How Anxiety Affects People

Everyone experiences anxiety at some point in their life. Small children may feel anxious about making friends at a new school whileteens may get butterflies in their stomachs over upcoming standardized tests and college admission processes. Adults may struggle with anxiety over child-rearing, employment, and maintaining their health, while the elderly suffer with anxiety associated with diminished physical and mental capacity.Anxiety is a part of everyone’s life, but when a person moves from an acute case of anxiety (often associated with a specific event) to chronic anxiety that lasts over an extended period of time, a diagnosis of generalized anxiety disorder (GAD) is often identified. There are several characteristics that are associated with GAD includinganxiety that is exaggerated or excessive and has no associated event.

Anxiety and Marijuana Abuse

Many people use marijuana as a self-medicating practice to calm their anxiety symptoms. There are several parts of the concept of self-medicating that you may want to consider. The fact that you are “prescribing” a drug to yourself can be a dangerous decision. If you need a root canal, you would not drill in your own mouth, butpeople act just as recklessly by deciding to abuse a drug for their anxiety. Being “high” only lasts for a limited period of time. If you are smoking marijuana to receive the calming effects, what can be expected once the effects of the marijuana wear off? Anxiety returns, and often it is intensified. You may reach for marijuana to address this new anxiety and begin a pattern of behavior that can lead to addiction. You are establishing a psychological dependence on marijuana, because you associate its use with the loss of your anxiety. Unfortunately your anxiety did not go away and will remain an underlying issue in your life.

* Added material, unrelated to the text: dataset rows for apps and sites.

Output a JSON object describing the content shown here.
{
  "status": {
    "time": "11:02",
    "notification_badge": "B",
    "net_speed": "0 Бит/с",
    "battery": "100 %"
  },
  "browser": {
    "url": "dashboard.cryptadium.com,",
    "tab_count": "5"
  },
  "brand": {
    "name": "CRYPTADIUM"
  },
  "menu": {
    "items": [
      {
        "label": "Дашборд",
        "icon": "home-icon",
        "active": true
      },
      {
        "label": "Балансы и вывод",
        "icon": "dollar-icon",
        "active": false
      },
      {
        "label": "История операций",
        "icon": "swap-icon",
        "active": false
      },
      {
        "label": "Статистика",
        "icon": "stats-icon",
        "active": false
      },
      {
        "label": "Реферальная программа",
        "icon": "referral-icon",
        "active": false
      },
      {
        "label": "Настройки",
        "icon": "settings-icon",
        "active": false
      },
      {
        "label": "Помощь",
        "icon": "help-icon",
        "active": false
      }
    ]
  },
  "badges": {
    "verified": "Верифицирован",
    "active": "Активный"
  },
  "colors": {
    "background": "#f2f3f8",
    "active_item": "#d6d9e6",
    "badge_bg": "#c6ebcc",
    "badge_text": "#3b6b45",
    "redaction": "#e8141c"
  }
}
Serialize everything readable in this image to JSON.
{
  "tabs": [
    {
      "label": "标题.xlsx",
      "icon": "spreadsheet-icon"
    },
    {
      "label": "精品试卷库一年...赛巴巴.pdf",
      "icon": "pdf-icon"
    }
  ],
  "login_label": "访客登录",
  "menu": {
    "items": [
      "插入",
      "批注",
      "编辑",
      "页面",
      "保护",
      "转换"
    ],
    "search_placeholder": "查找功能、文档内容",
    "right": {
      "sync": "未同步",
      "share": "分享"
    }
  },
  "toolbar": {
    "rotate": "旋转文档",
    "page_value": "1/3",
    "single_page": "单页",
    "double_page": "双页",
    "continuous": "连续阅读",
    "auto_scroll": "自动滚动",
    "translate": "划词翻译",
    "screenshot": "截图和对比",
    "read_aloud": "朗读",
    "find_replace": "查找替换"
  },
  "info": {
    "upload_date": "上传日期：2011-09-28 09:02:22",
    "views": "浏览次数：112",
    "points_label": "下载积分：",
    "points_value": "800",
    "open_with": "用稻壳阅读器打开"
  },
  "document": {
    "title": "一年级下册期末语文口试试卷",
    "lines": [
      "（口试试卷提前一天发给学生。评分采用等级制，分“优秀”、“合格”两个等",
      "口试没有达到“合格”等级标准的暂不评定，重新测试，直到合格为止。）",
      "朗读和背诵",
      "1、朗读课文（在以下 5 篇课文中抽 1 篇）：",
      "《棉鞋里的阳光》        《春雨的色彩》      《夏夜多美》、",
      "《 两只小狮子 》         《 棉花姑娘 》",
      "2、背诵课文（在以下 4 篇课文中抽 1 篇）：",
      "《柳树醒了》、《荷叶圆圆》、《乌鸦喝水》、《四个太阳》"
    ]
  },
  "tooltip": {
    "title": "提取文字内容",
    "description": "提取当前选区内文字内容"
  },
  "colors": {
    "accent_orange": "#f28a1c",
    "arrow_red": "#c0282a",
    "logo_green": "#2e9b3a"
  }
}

Anxiety and Marijuana Help

If you or a loved one are experiencing significant anxiety and are continuing to use marijuana to reduce the symptoms, you are at risk for becoming addicted. Now is the time for you to get started in finding the right treatment program, understand your insurance benefits, or explore addiction recovery, so call our toll-free helpline today. We are available 24 hours a day to answer any questions you might have about marijuanaaddiction treatment. We are here to help.